New Twitter free speech policy explained
What to expect from the Muskrats
©2018 Daniel Oberhaus, used under a Creative Commons license
Under our recent change in management, Twitter is now a free speech zone. Gone is the leftist cancel culture that kept Twitter stuck at a paltry 400 million users and, more importantly, made people, including many of our new owner’s closest friends, feel unfree and censored. Our new standards allow practically any content that is not actually illegal (and some that is!).
However, as we explained to our advertisers, “free” does not mean a “free for all.” We are committed to a space where users can have what they want without being forced to have what they don’t want, and without us having to play censor or speech policeman.
Since capitalism is the ultimate freedom, this will involve paid options for people who prefer a more curated social media experience.
Twitter Blue, the service that was originally about premium content, will now be about premium access — that is, users will pay to have content that they might find obnoxious filtered out of what we call their “windshield.”
Users can use a dashboard to create parameters determining what kind of accounts they will and won’t see on Twitter. These are based on a number of factors, one of which is politics — in fact, for conservatives, the service will be known as Twitter Red. Other factors will include “maturity” of content, religious beliefs, race, etc.
Also, at the premium level of service, users can not only control who they see, but also who can see and interact with them. It’s our feeling that the conflict and contentiousness people attribute to “hate speech” can be avoided — without doing harm to the maximum free speech environment that we all agree is vital — by letting premium users simply avoid contact with accounts that would upset them — not on a case-by-case basis, as they do now by blocking and muting (a stressful and tiresome process, especially to the very popular high-volume accounts we expect will use this service) but preemptively.
We are already beta-testing this feature with a number of prominent politicians and journalists. They tell us they love being able to talk collegially with one another, without having to experience what one New York Times journalist described to us as “every little nobody saying rude things to me and a bunch of other nobodies going ‘lol’ and ‘drag her.’” We are encouraged by this positive response and believe nearly all users with the high spending power that advertisers crave will choose this service.

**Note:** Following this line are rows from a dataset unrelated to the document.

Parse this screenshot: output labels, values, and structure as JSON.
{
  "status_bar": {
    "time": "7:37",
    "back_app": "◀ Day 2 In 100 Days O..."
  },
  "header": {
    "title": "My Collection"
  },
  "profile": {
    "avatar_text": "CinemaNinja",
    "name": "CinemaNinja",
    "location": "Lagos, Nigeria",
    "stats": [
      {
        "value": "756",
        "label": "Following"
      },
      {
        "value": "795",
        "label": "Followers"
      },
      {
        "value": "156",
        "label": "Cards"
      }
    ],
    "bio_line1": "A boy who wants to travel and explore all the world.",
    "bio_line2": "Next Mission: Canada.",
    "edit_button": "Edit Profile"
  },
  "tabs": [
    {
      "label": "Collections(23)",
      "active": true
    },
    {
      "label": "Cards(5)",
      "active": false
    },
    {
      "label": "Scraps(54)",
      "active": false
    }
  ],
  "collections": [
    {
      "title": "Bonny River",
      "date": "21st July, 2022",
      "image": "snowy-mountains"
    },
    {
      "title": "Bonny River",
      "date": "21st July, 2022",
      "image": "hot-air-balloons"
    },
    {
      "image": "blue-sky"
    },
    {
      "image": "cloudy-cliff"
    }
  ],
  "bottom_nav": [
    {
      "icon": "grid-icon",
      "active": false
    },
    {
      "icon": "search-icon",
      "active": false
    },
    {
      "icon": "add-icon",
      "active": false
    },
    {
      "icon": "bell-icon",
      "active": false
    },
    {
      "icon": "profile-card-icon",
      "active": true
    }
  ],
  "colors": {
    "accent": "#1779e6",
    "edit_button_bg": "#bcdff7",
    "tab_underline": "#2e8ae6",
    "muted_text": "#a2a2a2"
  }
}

Critics may object that this leaves users who can’t afford the Twitter Blue and Red service — which will be most of them, as the fees for this service will be quite high — unprotected from contentious and even offensive speech, particularly since we will, as mentioned, allow pretty much anyone to say anything to, or about, these non-premium users in what we’re calling the Twitter Netherworld.
We would say to these critics that to object to these tiers of service is to object to America itself, which was based and built on a similar premise; that those with less money will just naturally take the hardest knocks and, in so doing, develop the mental toughness and competitive spirit that makes for a stronger and more virtuous society.

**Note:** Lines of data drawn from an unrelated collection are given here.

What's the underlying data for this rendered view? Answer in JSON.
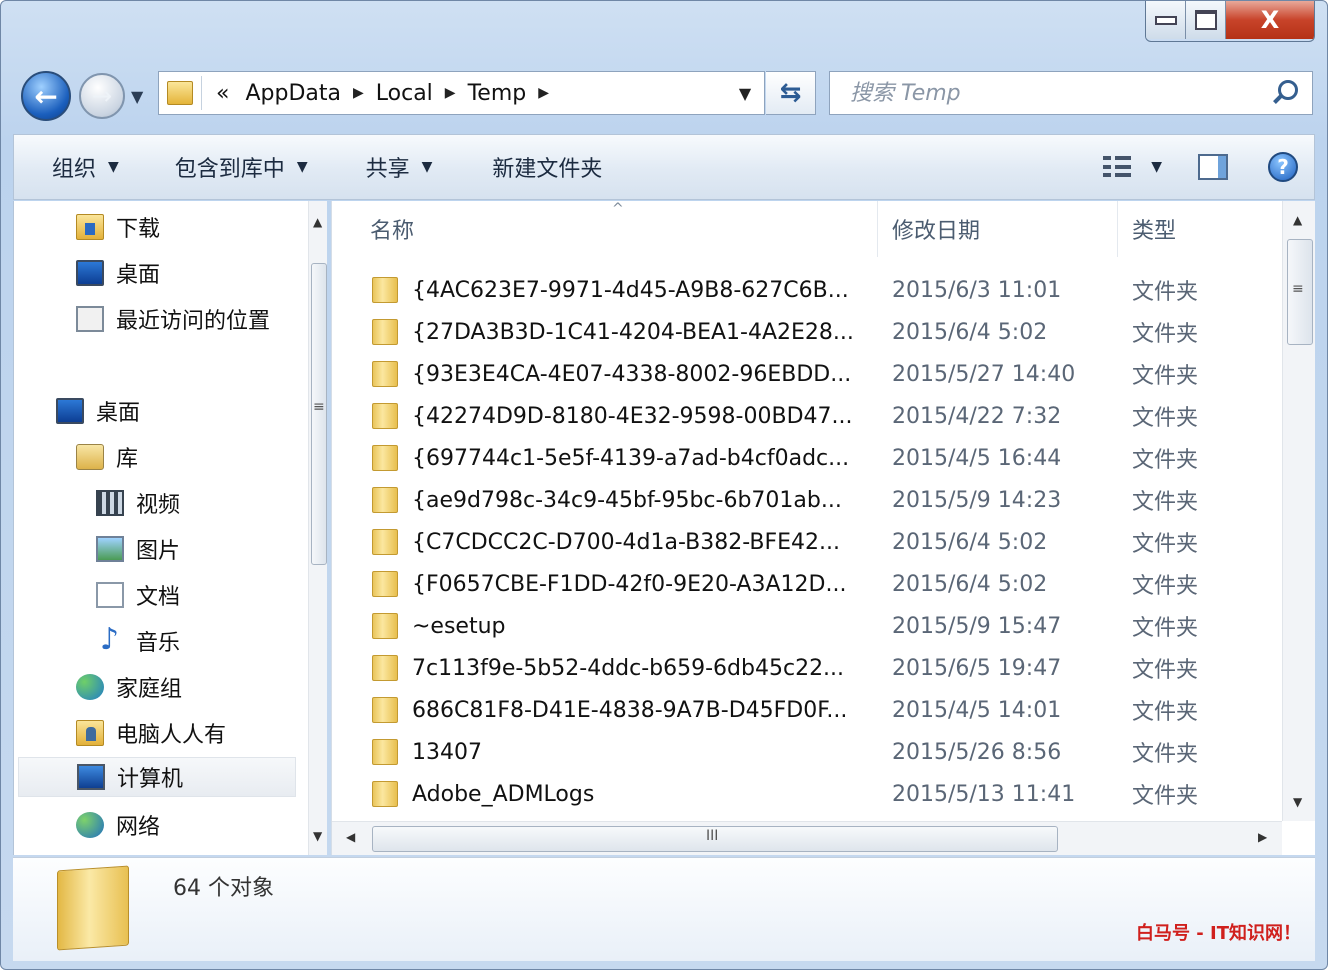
{
  "window": {
    "caption": {
      "minimize": "",
      "maximize": "",
      "close": "X"
    }
  },
  "address": {
    "prefix": "«",
    "crumbs": [
      "AppData",
      "Local",
      "Temp"
    ]
  },
  "search": {
    "placeholder": "搜索 Temp"
  },
  "toolbar": {
    "organize": "组织",
    "include_in_library": "包含到库中",
    "share": "共享",
    "new_folder": "新建文件夹"
  },
  "nav": {
    "items": [
      {
        "label": "下载",
        "icon": "download-folder-icon"
      },
      {
        "label": "桌面",
        "icon": "desktop-icon"
      },
      {
        "label": "最近访问的位置",
        "icon": "recent-places-icon"
      },
      {
        "label": "桌面",
        "icon": "desktop-icon"
      },
      {
        "label": "库",
        "icon": "library-icon"
      },
      {
        "label": "视频",
        "icon": "video-icon"
      },
      {
        "label": "图片",
        "icon": "pictures-icon"
      },
      {
        "label": "文档",
        "icon": "documents-icon"
      },
      {
        "label": "音乐",
        "icon": "music-icon"
      },
      {
        "label": "家庭组",
        "icon": "homegroup-icon"
      },
      {
        "label": "电脑人人有",
        "icon": "user-folder-icon"
      },
      {
        "label": "计算机",
        "icon": "computer-icon",
        "selected": true
      },
      {
        "label": "网络",
        "icon": "network-icon"
      }
    ]
  },
  "columns": {
    "name": "名称",
    "date": "修改日期",
    "type": "类型"
  },
  "files": [
    {
      "name": "{4AC623E7-9971-4d45-A9B8-627C6B...",
      "date": "2015/6/3 11:01",
      "type": "文件夹"
    },
    {
      "name": "{27DA3B3D-1C41-4204-BEA1-4A2E28...",
      "date": "2015/6/4 5:02",
      "type": "文件夹"
    },
    {
      "name": "{93E3E4CA-4E07-4338-8002-96EBDD...",
      "date": "2015/5/27 14:40",
      "type": "文件夹"
    },
    {
      "name": "{42274D9D-8180-4E32-9598-00BD47...",
      "date": "2015/4/22 7:32",
      "type": "文件夹"
    },
    {
      "name": "{697744c1-5e5f-4139-a7ad-b4cf0adc...",
      "date": "2015/4/5 16:44",
      "type": "文件夹"
    },
    {
      "name": "{ae9d798c-34c9-45bf-95bc-6b701ab...",
      "date": "2015/5/9 14:23",
      "type": "文件夹"
    },
    {
      "name": "{C7CDCC2C-D700-4d1a-B382-BFE42...",
      "date": "2015/6/4 5:02",
      "type": "文件夹"
    },
    {
      "name": "{F0657CBE-F1DD-42f0-9E20-A3A12D...",
      "date": "2015/6/4 5:02",
      "type": "文件夹"
    },
    {
      "name": "~esetup",
      "date": "2015/5/9 15:47",
      "type": "文件夹"
    },
    {
      "name": "7c113f9e-5b52-4ddc-b659-6db45c22...",
      "date": "2015/6/5 19:47",
      "type": "文件夹"
    },
    {
      "name": "686C81F8-D41E-4838-9A7B-D45FD0F...",
      "date": "2015/4/5 14:01",
      "type": "文件夹"
    },
    {
      "name": "13407",
      "date": "2015/5/26 8:56",
      "type": "文件夹"
    },
    {
      "name": "Adobe_ADMLogs",
      "date": "2015/5/13 11:41",
      "type": "文件夹"
    }
  ],
  "status": {
    "object_count": "64 个对象"
  },
  "watermark": "白马号 - IT知识网！"
}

Besides, many non-paying users will find opportunities in the Netherworld to build friendships, follower bases, and coalitions and, through opportunity programs we’re now developing such as Twitter Brigade Training, may eventually earn enough to rise into the Twitter aristocracy.
We have heard the concerns of advertisers about the effect of some of more “extreme” accounts on Netherworld users — that it may drive them out of the user base, decreasing our value proposition — and come up with a solution. Since we’re all about free speech, extreme users will be allowed on the platform, but they will be required to use filters designed by us that will make their beliefs and statements less frightening and off-putting to the non-premium users who cannot avoid them.
For example, we have worked with our new owner’s good friend Kanye West on a filter that makes accounts some might consider “anti-Semitic” less hurtful. An algorithm causes the account holder, whatever they type into the box, to refer to him- or herself a Jew — as Ye does — which will effectively change what at first may seem like so-called hate speech into a sort of charming self-abnegation. Similarly, accounts that come off as racist against African-Americans will be given Black avatars, a method we’ve already been testing with such major accounts as @RealCandaceO.
Think of it — a totally free-speech Twitter platform! Already we’re seeing our numbers grow as users from Gab, TruthSocial, Hitlernet, DeathToJews (to be known on Twitter as DeathToJewsLikeMe), and other platforms flock to us.
There will be a few bumps along the way, but we say to our advertisers, investors, and potential premium users: Listen, if it all goes south, we’re not the ones who’ll get hurt. Forward!